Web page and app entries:

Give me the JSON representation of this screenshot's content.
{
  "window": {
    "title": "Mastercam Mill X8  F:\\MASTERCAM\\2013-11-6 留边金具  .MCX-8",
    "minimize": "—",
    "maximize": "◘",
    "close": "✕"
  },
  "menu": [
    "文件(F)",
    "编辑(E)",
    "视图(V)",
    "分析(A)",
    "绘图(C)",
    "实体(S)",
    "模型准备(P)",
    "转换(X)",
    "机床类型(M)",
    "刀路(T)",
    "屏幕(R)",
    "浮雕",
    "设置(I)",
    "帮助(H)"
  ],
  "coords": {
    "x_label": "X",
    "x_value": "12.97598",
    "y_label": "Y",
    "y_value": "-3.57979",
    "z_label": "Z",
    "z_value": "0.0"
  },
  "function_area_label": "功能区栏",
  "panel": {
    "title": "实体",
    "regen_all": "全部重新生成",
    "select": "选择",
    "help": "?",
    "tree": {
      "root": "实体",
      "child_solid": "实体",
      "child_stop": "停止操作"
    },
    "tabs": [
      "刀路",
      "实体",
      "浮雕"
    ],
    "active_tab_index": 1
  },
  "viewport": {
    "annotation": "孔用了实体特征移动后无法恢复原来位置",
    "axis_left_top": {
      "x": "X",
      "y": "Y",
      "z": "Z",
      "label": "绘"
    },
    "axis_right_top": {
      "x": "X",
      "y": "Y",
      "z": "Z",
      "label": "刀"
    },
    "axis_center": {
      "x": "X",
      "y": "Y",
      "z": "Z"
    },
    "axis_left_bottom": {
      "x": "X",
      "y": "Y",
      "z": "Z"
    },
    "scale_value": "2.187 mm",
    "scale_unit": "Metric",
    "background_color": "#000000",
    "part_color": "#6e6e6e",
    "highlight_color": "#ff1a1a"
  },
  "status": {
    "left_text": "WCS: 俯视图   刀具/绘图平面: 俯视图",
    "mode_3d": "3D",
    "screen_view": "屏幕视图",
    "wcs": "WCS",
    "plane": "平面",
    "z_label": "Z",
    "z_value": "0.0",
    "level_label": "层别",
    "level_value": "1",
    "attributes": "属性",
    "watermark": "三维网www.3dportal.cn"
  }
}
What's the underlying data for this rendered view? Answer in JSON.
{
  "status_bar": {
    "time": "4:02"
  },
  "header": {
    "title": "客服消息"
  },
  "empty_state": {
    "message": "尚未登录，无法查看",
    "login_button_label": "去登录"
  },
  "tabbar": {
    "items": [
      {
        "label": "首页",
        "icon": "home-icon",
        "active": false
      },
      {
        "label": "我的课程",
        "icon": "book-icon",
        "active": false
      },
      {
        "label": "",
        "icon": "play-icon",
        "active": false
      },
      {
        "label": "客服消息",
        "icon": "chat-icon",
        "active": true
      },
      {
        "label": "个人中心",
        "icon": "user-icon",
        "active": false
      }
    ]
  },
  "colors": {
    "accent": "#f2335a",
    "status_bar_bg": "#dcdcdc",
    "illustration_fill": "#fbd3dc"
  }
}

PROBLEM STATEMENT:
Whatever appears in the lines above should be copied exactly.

ANSWER TO THIS TASK:
Give me the JSON representation of this screenshot's content.
{
  "window": {
    "title": "Mastercam Mill X8  F:\\MASTERCAM\\2013-11-6 留边金具  .MCX-8",
    "minimize": "—",
    "maximize": "◘",
    "close": "✕"
  },
  "menu": [
    "文件(F)",
    "编辑(E)",
    "视图(V)",
    "分析(A)",
    "绘图(C)",
    "实体(S)",
    "模型准备(P)",
    "转换(X)",
    "机床类型(M)",
    "刀路(T)",
    "屏幕(R)",
    "浮雕",
    "设置(I)",
    "帮助(H)"
  ],
  "coords": {
    "x_label": "X",
    "x_value": "12.97598",
    "y_label": "Y",
    "y_value": "-3.57979",
    "z_label": "Z",
    "z_value": "0.0"
  },
  "function_area_label": "功能区栏",
  "panel": {
    "title": "实体",
    "regen_all": "全部重新生成",
    "select": "选择",
    "help": "?",
    "tree": {
      "root": "实体",
      "child_solid": "实体",
      "child_stop": "停止操作"
    },
    "tabs": [
      "刀路",
      "实体",
      "浮雕"
    ],
    "active_tab_index": 1
  },
  "viewport": {
    "annotation": "孔用了实体特征移动后无法恢复原来位置",
    "axis_left_top": {
      "x": "X",
      "y": "Y",
      "z": "Z",
      "label": "绘"
    },
    "axis_right_top": {
      "x": "X",
      "y": "Y",
      "z": "Z",
      "label": "刀"
    },
    "axis_center": {
      "x": "X",
      "y": "Y",
      "z": "Z"
    },
    "axis_left_bottom": {
      "x": "X",
      "y": "Y",
      "z": "Z"
    },
    "scale_value": "2.187 mm",
    "scale_unit": "Metric",
    "background_color": "#000000",
    "part_color": "#6e6e6e",
    "highlight_color": "#ff1a1a"
  },
  "status": {
    "left_text": "WCS: 俯视图   刀具/绘图平面: 俯视图",
    "mode_3d": "3D",
    "screen_view": "屏幕视图",
    "wcs": "WCS",
    "plane": "平面",
    "z_label": "Z",
    "z_value": "0.0",
    "level_label": "层别",
    "level_value": "1",
    "attributes": "属性",
    "watermark": "三维网www.3dportal.cn"
  }
}
What's the underlying data for this rendered view? Answer in JSON.
{
  "status_bar": {
    "time": "4:02"
  },
  "header": {
    "title": "客服消息"
  },
  "empty_state": {
    "message": "尚未登录，无法查看",
    "login_button_label": "去登录"
  },
  "tabbar": {
    "items": [
      {
        "label": "首页",
        "icon": "home-icon",
        "active": false
      },
      {
        "label": "我的课程",
        "icon": "book-icon",
        "active": false
      },
      {
        "label": "",
        "icon": "play-icon",
        "active": false
      },
      {
        "label": "客服消息",
        "icon": "chat-icon",
        "active": true
      },
      {
        "label": "个人中心",
        "icon": "user-icon",
        "active": false
      }
    ]
  },
  "colors": {
    "accent": "#f2335a",
    "status_bar_bg": "#dcdcdc",
    "illustration_fill": "#fbd3dc"
  }
}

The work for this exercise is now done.